Breathing – The process
When we take a breath, we take in oxygen through our nose, down the trachea, through the bronchi and into our lungs. It helps our body take in oxygen and other gases and disperses it into the bloodstream and it absorbs and expels carbon dioxide. A number of small processes using different parts of the respiratory system make this intricate process work. A problem with any one of these processes could result in difficulties in breathing.
What are the common causes for breathing difficulties?
Sometimes the cause of a breathing problem could be congestion due to a simple cold, sinusitis, a mild allergy or asthma. This can be eased with inhalation and medication at home. But since breathing is an important process, a severe cold or wheeze could necessitate hospitalization and more aggressive treatment.
Serious causes of breathing difficulties could include:
- Congestive heart failure
- Respiratory infections like pneumonia, croup, and whooping cough etc.
- Chronic obstructive pulmonary disease
- Pericardial or pleural effusion.
- A very severe allergic reaction could cause the throat to swell up, and block it, preventing breathing.
In these cases, emergency response and immediate hospitalization would be required.
Remember that any sort of breathing difficult should always be treated as an emergency.
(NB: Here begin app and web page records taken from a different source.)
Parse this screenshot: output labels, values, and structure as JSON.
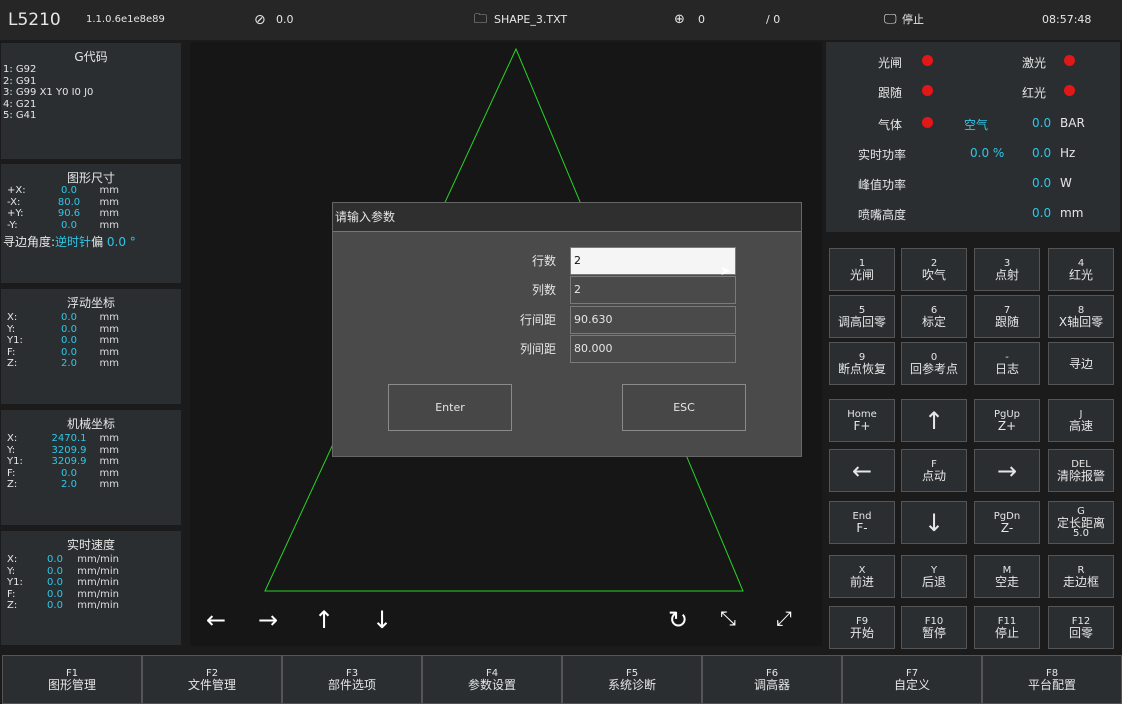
{
  "topbar": {
    "model": "L5210",
    "version": "1.1.0.6e1e8e89",
    "speed": "0.0",
    "file": "SHAPE_3.TXT",
    "count1": "0",
    "count2": "/ 0",
    "state": "停止",
    "time": "08:57:48"
  },
  "gcode": {
    "title": "G代码",
    "lines": [
      "1: G92",
      "2: G91",
      "3: G99 X1 Y0 I0 J0",
      "4: G21",
      "5: G41"
    ]
  },
  "shape": {
    "title": "图形尺寸",
    "rows": [
      {
        "l": "+X:",
        "v": "0.0",
        "u": "mm"
      },
      {
        "l": "-X:",
        "v": "80.0",
        "u": "mm"
      },
      {
        "l": "+Y:",
        "v": "90.6",
        "u": "mm"
      },
      {
        "l": "-Y:",
        "v": "0.0",
        "u": "mm"
      }
    ],
    "edge_label": "寻边角度:",
    "edge_dir": "逆时针",
    "offset_label": "偏",
    "offset_val": "0.0 °"
  },
  "float": {
    "title": "浮动坐标",
    "rows": [
      {
        "l": "X:",
        "v": "0.0",
        "u": "mm"
      },
      {
        "l": "Y:",
        "v": "0.0",
        "u": "mm"
      },
      {
        "l": "Y1:",
        "v": "0.0",
        "u": "mm"
      },
      {
        "l": "F:",
        "v": "0.0",
        "u": "mm"
      },
      {
        "l": "Z:",
        "v": "2.0",
        "u": "mm"
      }
    ]
  },
  "mech": {
    "title": "机械坐标",
    "rows": [
      {
        "l": "X:",
        "v": "2470.1",
        "u": "mm"
      },
      {
        "l": "Y:",
        "v": "3209.9",
        "u": "mm"
      },
      {
        "l": "Y1:",
        "v": "3209.9",
        "u": "mm"
      },
      {
        "l": "F:",
        "v": "0.0",
        "u": "mm"
      },
      {
        "l": "Z:",
        "v": "2.0",
        "u": "mm"
      }
    ]
  },
  "speed": {
    "title": "实时速度",
    "rows": [
      {
        "l": "X:",
        "v": "0.0",
        "u": "mm/min"
      },
      {
        "l": "Y:",
        "v": "0.0",
        "u": "mm/min"
      },
      {
        "l": "Y1:",
        "v": "0.0",
        "u": "mm/min"
      },
      {
        "l": "F:",
        "v": "0.0",
        "u": "mm/min"
      },
      {
        "l": "Z:",
        "v": "0.0",
        "u": "mm/min"
      }
    ]
  },
  "dialog": {
    "title": "请输入参数",
    "rows_label": "行数",
    "rows_val": "2",
    "cols_label": "列数",
    "cols_val": "2",
    "rowgap_label": "行间距",
    "rowgap_val": "90.630",
    "colgap_label": "列间距",
    "colgap_val": "80.000",
    "enter": "Enter",
    "esc": "ESC"
  },
  "status": {
    "shutter": "光闸",
    "laser": "激光",
    "follow": "跟随",
    "red": "红光",
    "gas": "气体",
    "air": "空气",
    "bar_val": "0.0",
    "bar_unit": "BAR",
    "rt_power": "实时功率",
    "rt_pct": "0.0 %",
    "hz_val": "0.0",
    "hz_unit": "Hz",
    "peak": "峰值功率",
    "w_val": "0.0",
    "w_unit": "W",
    "nozzle": "喷嘴高度",
    "mm_val": "0.0",
    "mm_unit": "mm"
  },
  "keys": [
    [
      "1",
      "光闸"
    ],
    [
      "2",
      "吹气"
    ],
    [
      "3",
      "点射"
    ],
    [
      "4",
      "红光"
    ],
    [
      "5",
      "调高回零"
    ],
    [
      "6",
      "标定"
    ],
    [
      "7",
      "跟随"
    ],
    [
      "8",
      "X轴回零"
    ],
    [
      "9",
      "断点恢复"
    ],
    [
      "0",
      "回参考点"
    ],
    [
      "-",
      "日志"
    ],
    [
      "",
      "寻边"
    ],
    [
      "Home",
      "F+"
    ],
    [
      "",
      "↑"
    ],
    [
      "PgUp",
      "Z+"
    ],
    [
      "J",
      "高速"
    ],
    [
      "",
      "←"
    ],
    [
      "F",
      "点动"
    ],
    [
      "",
      "→"
    ],
    [
      "DEL",
      "清除报警"
    ],
    [
      "End",
      "F-"
    ],
    [
      "",
      "↓"
    ],
    [
      "PgDn",
      "Z-"
    ],
    [
      "G",
      "定长距离",
      "5.0"
    ],
    [
      "X",
      "前进"
    ],
    [
      "Y",
      "后退"
    ],
    [
      "M",
      "空走"
    ],
    [
      "R",
      "走边框"
    ],
    [
      "F9",
      "开始"
    ],
    [
      "F10",
      "暂停"
    ],
    [
      "F11",
      "停止"
    ],
    [
      "F12",
      "回零"
    ]
  ],
  "fkeys": [
    [
      "F1",
      "图形管理"
    ],
    [
      "F2",
      "文件管理"
    ],
    [
      "F3",
      "部件选项"
    ],
    [
      "F4",
      "参数设置"
    ],
    [
      "F5",
      "系统诊断"
    ],
    [
      "F6",
      "调高器"
    ],
    [
      "F7",
      "自定义"
    ],
    [
      "F8",
      "平台配置"
    ]
  ],
  "controls": {
    "left": "←",
    "right": "→",
    "up": "↑",
    "down": "↓",
    "refresh": "↻",
    "shrink": "⤡",
    "expand": "⤢"
  },
  "colors": {
    "accent": "#2fc7e8",
    "led": "#e01818",
    "shape": "#27d427"
  }
}
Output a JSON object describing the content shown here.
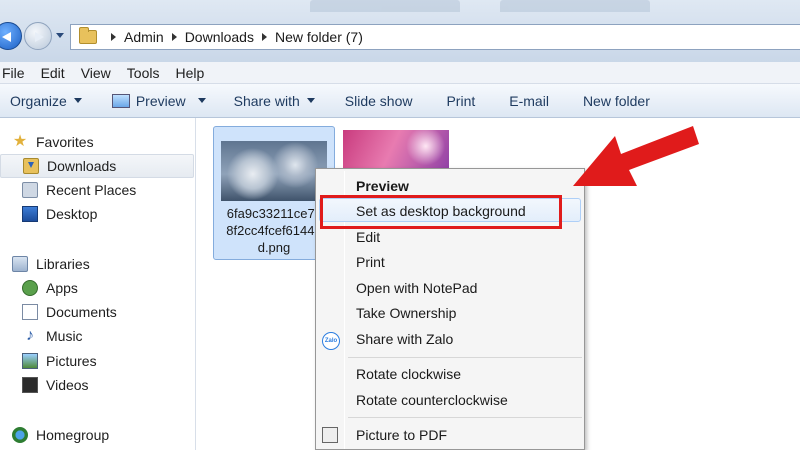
{
  "address": {
    "crumbs": [
      "Admin",
      "Downloads",
      "New folder (7)"
    ]
  },
  "menubar": [
    "File",
    "Edit",
    "View",
    "Tools",
    "Help"
  ],
  "toolbar": {
    "organize": "Organize",
    "preview": "Preview",
    "share_with": "Share with",
    "slide_show": "Slide show",
    "print": "Print",
    "email": "E-mail",
    "new_folder": "New folder"
  },
  "navpane": {
    "favorites": "Favorites",
    "downloads": "Downloads",
    "recent_places": "Recent Places",
    "desktop": "Desktop",
    "libraries": "Libraries",
    "apps": "Apps",
    "documents": "Documents",
    "music": "Music",
    "pictures": "Pictures",
    "videos": "Videos",
    "homegroup": "Homegroup"
  },
  "files": [
    {
      "name_line1": "6fa9c33211ce7c",
      "name_line2": "8f2cc4fcef6144b",
      "name_line3": "d.png"
    }
  ],
  "context_menu": {
    "preview": "Preview",
    "set_desktop_bg": "Set as desktop background",
    "edit": "Edit",
    "print": "Print",
    "open_notepad": "Open with NotePad",
    "take_ownership": "Take Ownership",
    "share_zalo": "Share with Zalo",
    "rotate_cw": "Rotate clockwise",
    "rotate_ccw": "Rotate counterclockwise",
    "picture_pdf": "Picture to PDF",
    "zalo_icon_text": "Zalo"
  },
  "colors": {
    "annotation_red": "#e01b1b",
    "selection_blue": "#cfe3fb"
  }
}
The first response is to call a hospital and get an ambulance. While you wait for the ambulance here are some things that you should do and should not do.
1. Loosen the clothing (Tight clothing can restrict breathing. Check the under clothing too)
2. If there is prescribed medication that has to be taken in an emergency, administer it immediately (Sometimes the person may just need a puff from their inhaler to free the airway)
3. Make them sit up straight. This extends the respiratory tract and frees the airway. (Never make them bend over or put a pillow under their heads as this restricts air flow)
4. Check to see if they have any other accompanying symptoms like nausea or dizziness, pain, sweating, rapid heartbeat or wheezing. (This could explain the reason for the breathlessness and if they faint on the way to the hospital or are unable to articulate the symptoms, you can notify the doctor)
5. Do not give them food or anything to drink if they are in severe distress
6. Check to see if there are any open wounds
(If there is an open wound and bleeding, especially in the head and neck, and if bubbles appear, staunch the blood flow at once and apply a bandage. Try to do this without moving them)
7. Check for visible rashes. You can inform the doctor as soon as you reach the hospital
8. In severe cases, you may have to do CPR till the ambulance gets there
It is important to call an ambulance from a hospital as it will be better equipped and will arrive with experienced medical staff that can monitor the patient along the way.
Accompany the ambulance to the hospital so that you can update the doctor on what happened and if any help or medication was given. Carry the patient’s medical records with you, so the doctors on call can check the patient’s medical history before starting treatment.